** Opening Data provided block **
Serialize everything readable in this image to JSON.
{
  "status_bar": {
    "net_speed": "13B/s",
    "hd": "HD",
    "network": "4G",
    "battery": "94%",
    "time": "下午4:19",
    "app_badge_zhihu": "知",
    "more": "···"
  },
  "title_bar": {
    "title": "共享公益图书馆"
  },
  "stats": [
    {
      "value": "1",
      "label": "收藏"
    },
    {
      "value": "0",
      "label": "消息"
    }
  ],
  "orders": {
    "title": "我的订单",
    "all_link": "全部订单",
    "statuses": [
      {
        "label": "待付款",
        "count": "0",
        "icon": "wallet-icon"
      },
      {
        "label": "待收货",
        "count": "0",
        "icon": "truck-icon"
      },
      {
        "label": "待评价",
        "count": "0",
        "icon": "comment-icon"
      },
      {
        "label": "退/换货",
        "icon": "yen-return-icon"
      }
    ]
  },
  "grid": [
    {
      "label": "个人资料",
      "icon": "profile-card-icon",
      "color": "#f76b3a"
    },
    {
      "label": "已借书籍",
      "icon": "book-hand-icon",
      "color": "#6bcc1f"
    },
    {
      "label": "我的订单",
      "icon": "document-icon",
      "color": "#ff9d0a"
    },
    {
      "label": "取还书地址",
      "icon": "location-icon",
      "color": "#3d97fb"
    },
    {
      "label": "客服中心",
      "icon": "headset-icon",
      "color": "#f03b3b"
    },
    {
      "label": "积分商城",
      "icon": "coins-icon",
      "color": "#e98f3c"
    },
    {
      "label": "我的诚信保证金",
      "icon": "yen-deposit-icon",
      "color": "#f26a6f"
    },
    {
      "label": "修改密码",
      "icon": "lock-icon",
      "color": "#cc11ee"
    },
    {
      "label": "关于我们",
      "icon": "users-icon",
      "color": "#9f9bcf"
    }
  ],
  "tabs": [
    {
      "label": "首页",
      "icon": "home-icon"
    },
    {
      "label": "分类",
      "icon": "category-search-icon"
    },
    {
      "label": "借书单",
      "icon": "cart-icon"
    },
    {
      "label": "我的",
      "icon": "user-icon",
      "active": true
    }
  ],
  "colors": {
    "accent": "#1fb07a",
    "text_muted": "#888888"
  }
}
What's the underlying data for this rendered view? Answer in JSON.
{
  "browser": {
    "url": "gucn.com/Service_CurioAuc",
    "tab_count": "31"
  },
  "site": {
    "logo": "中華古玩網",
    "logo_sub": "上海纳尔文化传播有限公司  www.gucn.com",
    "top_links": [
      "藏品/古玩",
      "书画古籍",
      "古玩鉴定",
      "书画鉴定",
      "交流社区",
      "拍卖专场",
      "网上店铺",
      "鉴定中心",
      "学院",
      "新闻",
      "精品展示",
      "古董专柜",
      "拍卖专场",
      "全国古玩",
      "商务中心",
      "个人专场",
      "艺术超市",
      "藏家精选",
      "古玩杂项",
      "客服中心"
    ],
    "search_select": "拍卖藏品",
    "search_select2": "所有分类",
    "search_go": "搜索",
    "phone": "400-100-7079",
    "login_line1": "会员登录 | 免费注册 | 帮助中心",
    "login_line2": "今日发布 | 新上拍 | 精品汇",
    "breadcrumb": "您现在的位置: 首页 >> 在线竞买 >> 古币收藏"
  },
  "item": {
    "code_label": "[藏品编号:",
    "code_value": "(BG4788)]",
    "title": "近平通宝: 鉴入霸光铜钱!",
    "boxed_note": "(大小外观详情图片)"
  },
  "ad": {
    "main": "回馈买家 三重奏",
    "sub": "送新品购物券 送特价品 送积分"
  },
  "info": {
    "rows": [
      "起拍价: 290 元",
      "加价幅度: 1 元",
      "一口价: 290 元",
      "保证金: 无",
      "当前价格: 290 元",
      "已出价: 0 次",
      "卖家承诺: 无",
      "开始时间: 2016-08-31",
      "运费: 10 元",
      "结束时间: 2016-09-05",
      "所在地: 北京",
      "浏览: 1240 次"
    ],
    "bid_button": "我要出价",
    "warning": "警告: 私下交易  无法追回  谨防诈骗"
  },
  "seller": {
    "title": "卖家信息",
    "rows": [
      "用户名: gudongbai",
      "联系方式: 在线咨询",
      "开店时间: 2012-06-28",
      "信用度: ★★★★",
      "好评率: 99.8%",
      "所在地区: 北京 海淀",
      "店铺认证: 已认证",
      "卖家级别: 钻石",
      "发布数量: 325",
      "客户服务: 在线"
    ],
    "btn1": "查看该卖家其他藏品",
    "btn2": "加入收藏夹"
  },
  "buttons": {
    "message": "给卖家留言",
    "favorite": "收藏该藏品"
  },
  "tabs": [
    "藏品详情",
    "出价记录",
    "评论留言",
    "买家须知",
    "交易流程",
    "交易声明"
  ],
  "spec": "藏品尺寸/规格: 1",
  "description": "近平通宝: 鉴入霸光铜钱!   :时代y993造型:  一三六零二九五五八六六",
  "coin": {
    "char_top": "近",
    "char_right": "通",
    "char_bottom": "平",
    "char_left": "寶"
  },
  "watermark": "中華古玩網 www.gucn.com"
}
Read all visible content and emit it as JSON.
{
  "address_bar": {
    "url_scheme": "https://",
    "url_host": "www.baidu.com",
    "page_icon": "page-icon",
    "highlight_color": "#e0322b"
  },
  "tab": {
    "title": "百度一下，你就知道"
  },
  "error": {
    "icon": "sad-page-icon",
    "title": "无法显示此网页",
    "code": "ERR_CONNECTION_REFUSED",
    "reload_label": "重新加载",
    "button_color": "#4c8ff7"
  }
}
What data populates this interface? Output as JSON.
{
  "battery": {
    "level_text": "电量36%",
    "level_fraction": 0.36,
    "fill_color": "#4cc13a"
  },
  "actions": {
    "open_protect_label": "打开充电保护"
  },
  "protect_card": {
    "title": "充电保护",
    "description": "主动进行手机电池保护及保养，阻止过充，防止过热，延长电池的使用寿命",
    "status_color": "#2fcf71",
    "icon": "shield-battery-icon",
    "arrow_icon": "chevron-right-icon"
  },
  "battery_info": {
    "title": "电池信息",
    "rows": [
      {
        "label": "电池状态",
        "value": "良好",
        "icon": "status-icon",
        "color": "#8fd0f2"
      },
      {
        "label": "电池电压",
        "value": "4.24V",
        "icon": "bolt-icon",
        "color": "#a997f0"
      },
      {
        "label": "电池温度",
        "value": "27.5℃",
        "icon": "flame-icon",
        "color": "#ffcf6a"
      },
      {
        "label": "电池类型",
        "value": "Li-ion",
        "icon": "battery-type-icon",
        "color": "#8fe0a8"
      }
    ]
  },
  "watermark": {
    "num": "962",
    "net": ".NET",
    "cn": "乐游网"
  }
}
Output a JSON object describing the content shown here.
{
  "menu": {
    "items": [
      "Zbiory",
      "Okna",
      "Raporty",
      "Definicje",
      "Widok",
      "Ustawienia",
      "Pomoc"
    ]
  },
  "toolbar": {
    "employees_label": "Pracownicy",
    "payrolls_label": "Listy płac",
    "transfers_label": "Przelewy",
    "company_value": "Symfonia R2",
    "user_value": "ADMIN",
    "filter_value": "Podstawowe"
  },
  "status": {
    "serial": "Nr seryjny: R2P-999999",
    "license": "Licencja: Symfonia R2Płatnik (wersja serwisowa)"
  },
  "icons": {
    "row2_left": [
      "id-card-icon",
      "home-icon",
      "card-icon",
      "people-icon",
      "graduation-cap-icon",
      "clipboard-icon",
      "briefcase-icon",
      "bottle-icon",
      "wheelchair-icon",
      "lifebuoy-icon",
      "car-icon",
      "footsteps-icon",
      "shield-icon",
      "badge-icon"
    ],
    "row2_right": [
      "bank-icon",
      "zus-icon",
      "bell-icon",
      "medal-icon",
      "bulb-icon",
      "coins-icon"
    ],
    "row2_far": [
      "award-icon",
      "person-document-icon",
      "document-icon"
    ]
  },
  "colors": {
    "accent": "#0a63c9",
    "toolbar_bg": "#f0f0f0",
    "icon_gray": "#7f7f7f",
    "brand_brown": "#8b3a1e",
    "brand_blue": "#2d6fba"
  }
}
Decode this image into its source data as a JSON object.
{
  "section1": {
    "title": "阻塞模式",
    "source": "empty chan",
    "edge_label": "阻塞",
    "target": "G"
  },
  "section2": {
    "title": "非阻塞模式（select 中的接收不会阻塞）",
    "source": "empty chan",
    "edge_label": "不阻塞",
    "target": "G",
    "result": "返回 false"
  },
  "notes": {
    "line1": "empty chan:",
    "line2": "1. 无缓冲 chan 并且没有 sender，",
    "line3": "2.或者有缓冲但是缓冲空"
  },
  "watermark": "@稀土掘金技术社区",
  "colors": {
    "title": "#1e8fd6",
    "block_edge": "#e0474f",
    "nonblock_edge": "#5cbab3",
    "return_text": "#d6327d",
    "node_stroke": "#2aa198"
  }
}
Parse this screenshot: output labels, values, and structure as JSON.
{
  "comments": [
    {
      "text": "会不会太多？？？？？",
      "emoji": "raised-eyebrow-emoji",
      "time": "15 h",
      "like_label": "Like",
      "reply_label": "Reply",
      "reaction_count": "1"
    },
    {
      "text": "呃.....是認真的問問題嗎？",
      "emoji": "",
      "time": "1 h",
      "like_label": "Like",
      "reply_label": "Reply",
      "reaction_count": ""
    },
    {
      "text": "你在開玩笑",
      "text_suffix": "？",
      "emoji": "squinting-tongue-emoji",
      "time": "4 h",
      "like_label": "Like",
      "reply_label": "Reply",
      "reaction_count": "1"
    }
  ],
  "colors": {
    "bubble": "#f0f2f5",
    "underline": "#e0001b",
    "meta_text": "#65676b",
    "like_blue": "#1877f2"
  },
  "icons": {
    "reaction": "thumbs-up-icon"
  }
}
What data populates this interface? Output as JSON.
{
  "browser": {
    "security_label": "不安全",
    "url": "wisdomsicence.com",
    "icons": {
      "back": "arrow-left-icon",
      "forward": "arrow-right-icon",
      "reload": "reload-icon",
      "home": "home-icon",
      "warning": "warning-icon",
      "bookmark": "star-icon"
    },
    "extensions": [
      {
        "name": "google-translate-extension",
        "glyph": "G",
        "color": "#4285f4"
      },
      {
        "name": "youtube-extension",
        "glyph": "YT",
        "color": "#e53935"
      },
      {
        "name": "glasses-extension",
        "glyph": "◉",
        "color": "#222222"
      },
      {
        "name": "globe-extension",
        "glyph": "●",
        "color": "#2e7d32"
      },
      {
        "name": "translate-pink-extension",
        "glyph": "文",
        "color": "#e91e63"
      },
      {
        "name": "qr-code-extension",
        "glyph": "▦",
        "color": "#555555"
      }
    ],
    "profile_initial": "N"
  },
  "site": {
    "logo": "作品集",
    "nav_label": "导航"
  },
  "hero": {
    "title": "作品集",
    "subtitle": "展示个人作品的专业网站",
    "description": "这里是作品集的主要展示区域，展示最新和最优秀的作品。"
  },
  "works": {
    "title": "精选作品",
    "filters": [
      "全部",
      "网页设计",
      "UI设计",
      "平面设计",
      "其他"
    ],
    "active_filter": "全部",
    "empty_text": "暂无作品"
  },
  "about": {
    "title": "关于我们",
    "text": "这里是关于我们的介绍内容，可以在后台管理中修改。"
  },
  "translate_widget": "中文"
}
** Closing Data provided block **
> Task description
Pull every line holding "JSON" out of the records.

> Result of the task
Serialize everything readable in this image to JSON.
What's the underlying data for this rendered view? Answer in JSON.
Read all visible content and emit it as JSON.
What data populates this interface? Output as JSON.
Output a JSON object describing the content shown here.
Decode this image into its source data as a JSON object.
Parse this screenshot: output labels, values, and structure as JSON.
What data populates this interface? Output as JSON.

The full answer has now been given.